The music was composed by John Barry and complements the film perfectly - it is very stirring yet almost military with strong drums and heavy beats. It is heard sporadically throughout the movie, and in my mind I've yet to come across another score that adds so much to the effect of a film.
I've also got to mention the narration. Both the foreward and the role of honour at the end are narrated by none other than Richard Burton. Whenever he narrates, and I'm also thinking of his spectatular narration on Jeff Waynes War of the Worlds, adds so much atmosphere to simple words. A master stroke.
Eleven Victoria Crosses were awarded for bravery at Rorkes Drift - the most in any one single engagement. It was a massive task indeed to try to re-create the events of those two days but Endfield and Baker have succeeded in a way that I would not have thought possible. Truly a magnificent film that I've watched time and time again, and will continue to do so as it does not dull with repeated viewing.
I have the DVD version which is photographed in Technirama and comes with Dolby Digital 5.1 sound. Surprisingly, considering the blood and death count, it is only classed as a PG (parental guidance) meaning it is suitable for general viewing, but some senes may be unsuitable for young children. I cannot praise this film highly enough. Running time is 133 minutes, so it's a long film but the time flies by.
Apart from the film, that has the usual subtitles and a whole host of other language options, it has the added bonus of a Theatrical Trailer, a commentary provided by Sheldon Hall, a film historian, and Robert Porter (2nd Unit Director). Finally it has The Making of Zula and Role of Honour containing an interview with Stanley Baker's wife that I found interesting and clips from the film itself.
You can pick up Zulu on DVD for as little as £1.55 on e-bay and I've no doubt it'll be on over Christmas (it is every year). If you've never seen it because you don't like war films, please give it a chance.

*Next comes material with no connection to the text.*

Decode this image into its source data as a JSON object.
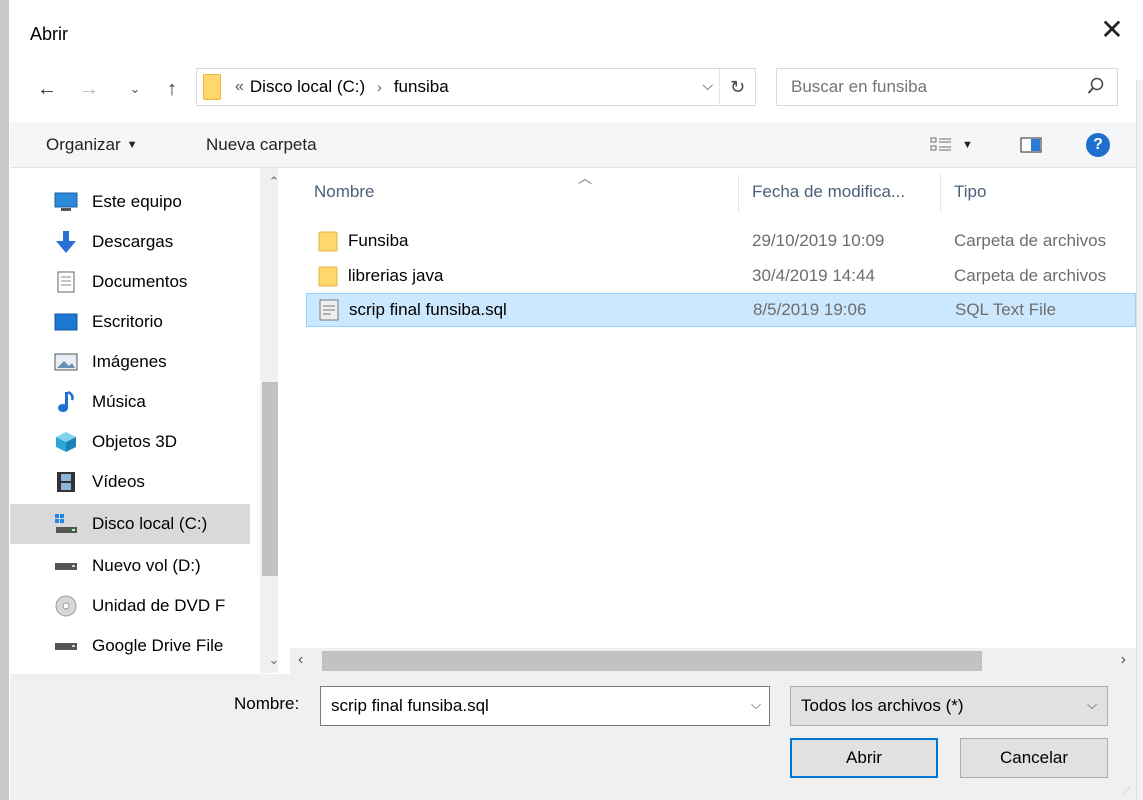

It's a fascinating look and superbreinactment of what actually took place in Rorkes Drift back in 1879.
I cannot praise this film highly enough.
This was my first (and probably my last!!) film review, hope you enjoyed it. Also posted on Ciao under same name.
Summary: A re-creation of the battle at Rorkes Drift, Natal.